International Cycling Union scraps plans for World Series Cycling
Last Updated: February 6, 2013 6:30pm
The International Cycling Union (UCI) has scrapped plans for a radical overhaul of the sport that would have seen the season remodelled around 10 four-day "grands prix".
The World Series Cycling proposal was put forward by London-based sports promoters Gifted Group and had been backed by Omega Pharma - Quick-Step owner Zdenek Bakala and business partner Bessel Kok.
The UCI were also involved in discussions and the parties said in December that they would like to have the new format in place by 2014.
However, UCI president Pat McQuiad has now revealed that the idea has been shelved, with aspects of the proposal instead being incorporated into the existing UCI WorldTour season.
He told VeloNews: "The 10 four-day races won't happen, no. It won't happen. That's not cycling. Cycling is not Formula One, and a Formula One model will not work in cycling. It doesn't make sense.
"The sport of cycling needs to be professionalised. It needs to be much more professional.
'Not the way to do it'
"We are in competition with other sports for television airtime. We need to look at our professional sport today and modernise it, so to speak, without losing its traditional values.
"What has been proposed, about 10 four-day races, a bit like Formula One, is not the way to do it."
World Series Cycling would have seen the three grand tours and six of the one-day Classics merged with 10 four-day races made up of a sprint stage, a mountain stage, a rolling stage and a time trial.
The Tour de France, Giro d'Italia and Vuelta a Espana would have remained focal points on the cycling calendar, as would Milan-San Remo, Tour of Flanders, Paris-Roubaix, Amstel Gold Race, LiÃ¨ge-Bastogne-LiÃ¨ge and Giro di Lombardia.
It was hoped that the format would have increased investment into cycling through broadcast deals and global expansion.
McQuaid revealed the "investors" behind the project will now plough their money into helping the UCI develop the sport instead.
He said: "The UCI has been in discussion with the investors, who were going to invest in the World Series of Cycling, and have now decided not to invest in the World Series of Cycling, and to work with the UCI to develop this project with the UCI. The UCI retains the majority on the board of the company that is going to do this."

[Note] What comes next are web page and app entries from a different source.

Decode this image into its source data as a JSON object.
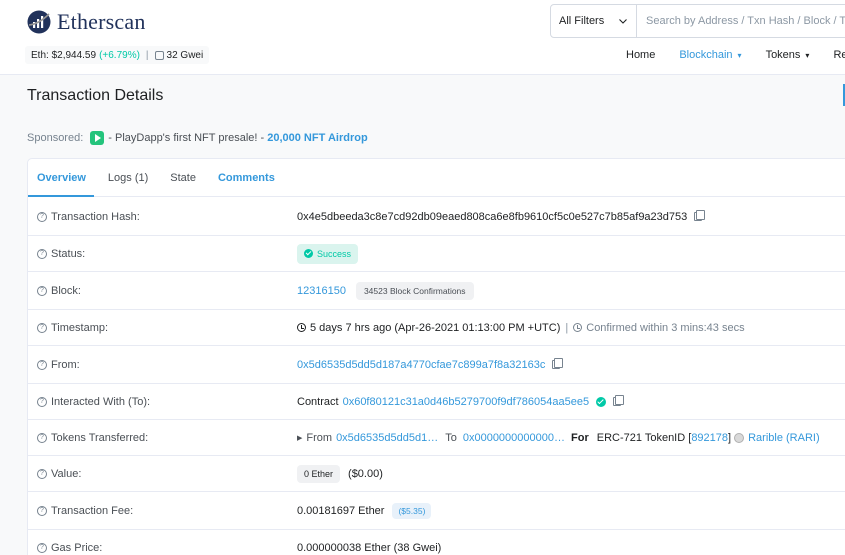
{
  "header": {
    "logo_text": "Etherscan",
    "eth_price_label": "Eth: $2,944.59",
    "eth_change": "(+6.79%)",
    "separator": "|",
    "gas": "32 Gwei",
    "filter_label": "All Filters",
    "search_placeholder": "Search by Address / Txn Hash / Block / To",
    "nav": {
      "home": "Home",
      "blockchain": "Blockchain",
      "tokens": "Tokens",
      "resources": "Re"
    }
  },
  "page": {
    "title": "Transaction Details",
    "sponsored_label": "Sponsored:",
    "sponsored_message": "- PlayDapp's first NFT presale! -",
    "sponsored_link": "20,000 NFT Airdrop"
  },
  "tabs": {
    "overview": "Overview",
    "logs": "Logs (1)",
    "state": "State",
    "comments": "Comments"
  },
  "details": {
    "hash_label": "Transaction Hash:",
    "hash": "0x4e5dbeeda3c8e7cd92db09eaed808ca6e8fb9610cf5c0e527c7b85af9a23d753",
    "status_label": "Status:",
    "status": "Success",
    "block_label": "Block:",
    "block": "12316150",
    "confirmations": "34523 Block Confirmations",
    "timestamp_label": "Timestamp:",
    "timestamp": "5 days 7 hrs ago (Apr-26-2021 01:13:00 PM +UTC)",
    "timestamp_divider": "|",
    "confirmed_within": "Confirmed within 3 mins:43 secs",
    "from_label": "From:",
    "from": "0x5d6535d5dd5d187a4770cfae7c899a7f8a32163c",
    "to_label": "Interacted With (To):",
    "to_prefix": "Contract",
    "to": "0x60f80121c31a0d46b5279700f9df786054aa5ee5",
    "tokens_label": "Tokens Transferred:",
    "tt_from_label": "From",
    "tt_from": "0x5d6535d5dd5d1…",
    "tt_to_label": "To",
    "tt_to": "0x0000000000000…",
    "tt_for_label": "For",
    "tt_standard": "ERC-721 TokenID [",
    "tt_token_id": "892178",
    "tt_bracket_close": "]",
    "tt_token_name": "Rarible (RARI)",
    "value_label": "Value:",
    "value_ether": "0 Ether",
    "value_usd": "($0.00)",
    "fee_label": "Transaction Fee:",
    "fee": "0.00181697 Ether",
    "fee_usd": "($5.35)",
    "gas_price_label": "Gas Price:",
    "gas_price": "0.000000038 Ether (38 Gwei)"
  },
  "colors": {
    "accent": "#3498db",
    "success": "#00c9a7"
  }
}
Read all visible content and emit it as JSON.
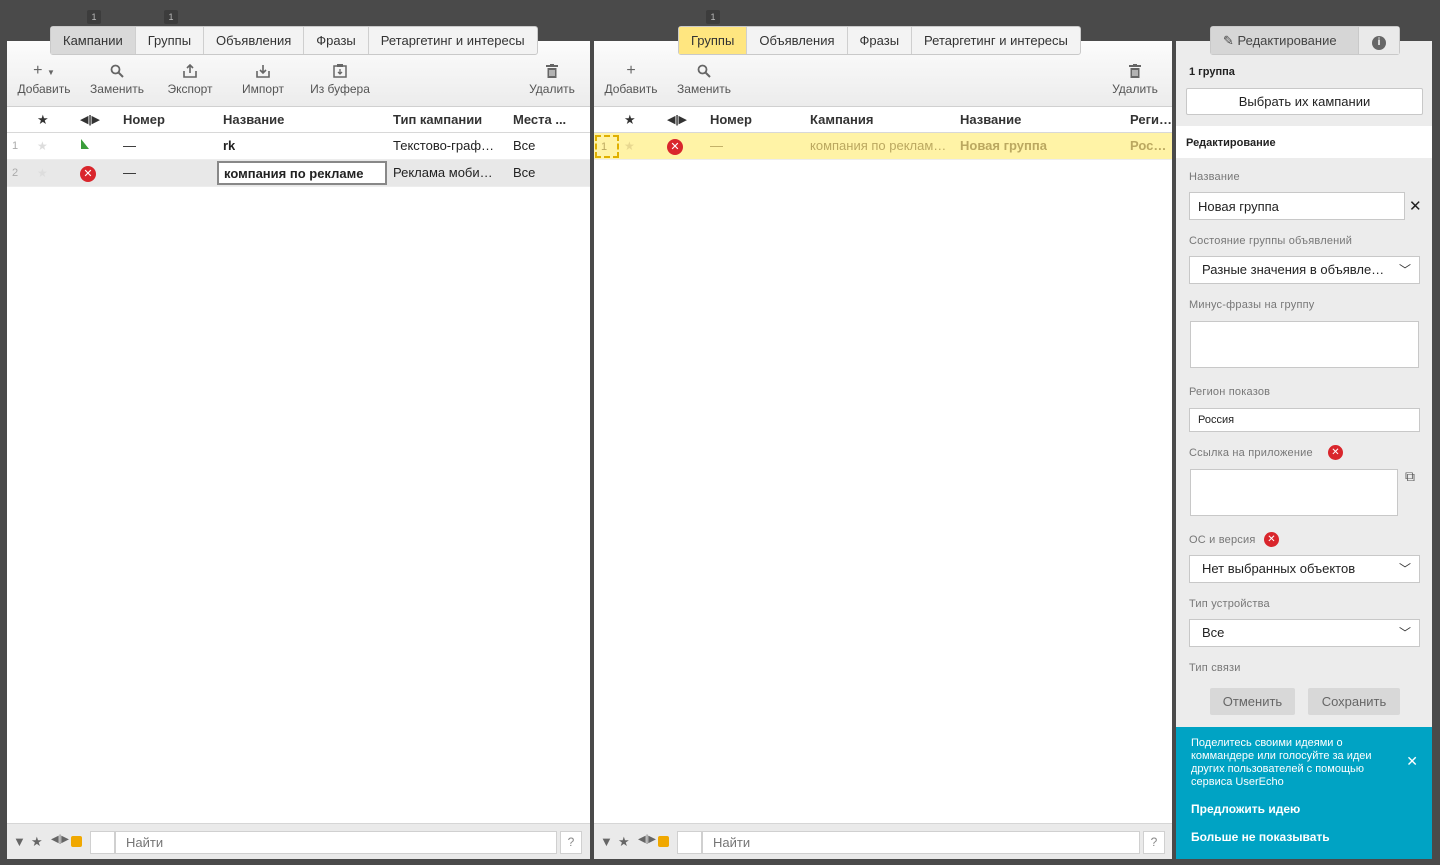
{
  "left": {
    "tab_counts": [
      "1",
      "1"
    ],
    "tabs": [
      "Кампании",
      "Группы",
      "Объявления",
      "Фразы",
      "Ретаргетинг и интересы"
    ],
    "toolbar": {
      "add": "Добавить",
      "replace": "Заменить",
      "export": "Экспорт",
      "import": "Импорт",
      "from_buffer": "Из буфера",
      "delete": "Удалить"
    },
    "columns": {
      "number": "Номер",
      "name": "Название",
      "type": "Тип кампании",
      "places": "Места ..."
    },
    "rows": [
      {
        "idx": "1",
        "number": "—",
        "name": "rk",
        "type": "Текстово-граф…",
        "places": "Все",
        "status": "green-flag"
      },
      {
        "idx": "2",
        "number": "—",
        "name": "компания по рекламе",
        "type": "Реклама моби…",
        "places": "Все",
        "status": "error"
      }
    ],
    "search_placeholder": "Найти",
    "help": "?"
  },
  "middle": {
    "tab_count": "1",
    "tabs": [
      "Группы",
      "Объявления",
      "Фразы",
      "Ретаргетинг и интересы"
    ],
    "toolbar": {
      "add": "Добавить",
      "replace": "Заменить",
      "delete": "Удалить"
    },
    "columns": {
      "number": "Номер",
      "campaign": "Кампания",
      "name": "Название",
      "region": "Регион"
    },
    "rows": [
      {
        "idx": "1",
        "number": "—",
        "campaign": "компания по реклам…",
        "name": "Новая группа",
        "region": "Россия"
      }
    ],
    "search_placeholder": "Найти",
    "help": "?"
  },
  "right": {
    "tabs": {
      "edit": "Редактирование",
      "info": "i"
    },
    "count": "1 группа",
    "choose_campaigns": "Выбрать их кампании",
    "section_title": "Редактирование",
    "name_label": "Название",
    "name_value": "Новая группа",
    "state_label": "Состояние группы объявлений",
    "state_value": "Разные значения в объявле…",
    "minus_label": "Минус-фразы на группу",
    "region_label": "Регион показов",
    "region_value": "Россия",
    "app_link_label": "Ссылка на приложение",
    "os_label": "ОС и версия",
    "os_value": "Нет выбранных объектов",
    "device_label": "Тип устройства",
    "device_value": "Все",
    "connection_label": "Тип связи",
    "cancel": "Отменить",
    "save": "Сохранить"
  },
  "banner": {
    "text": "Поделитесь своими идеями о коммандере или голосуйте за идеи других пользователей с помощью сервиса UserEcho",
    "suggest": "Предложить идею",
    "dont_show": "Больше не показывать"
  },
  "colors": {
    "selected_row": "#fff3a6",
    "active_tab": "#ffe680",
    "banner": "#00a3c4",
    "error": "#d9262c"
  }
}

McQuaid added that any reform of cycling must respect the heritage of the sport.
He said: "The UCI has always said that we want to globalise the WorldTour. But it should happen in a reasoned way, in a gradual way, without affecting the history or tradition of the sport, and also do so in a way that produces a better model of cycling for the new races that come on the calendar, without interfering with the existing grand tours and Classics.
"Let us find a new model for the new races, so that the teams can get a portion of the revenues, the organizers can get a portion of the revenues, the UCI can get a portion of the revenue, the sport benefits, the stakeholders, the riders all get revenues. And it's a model like that that we are looking at."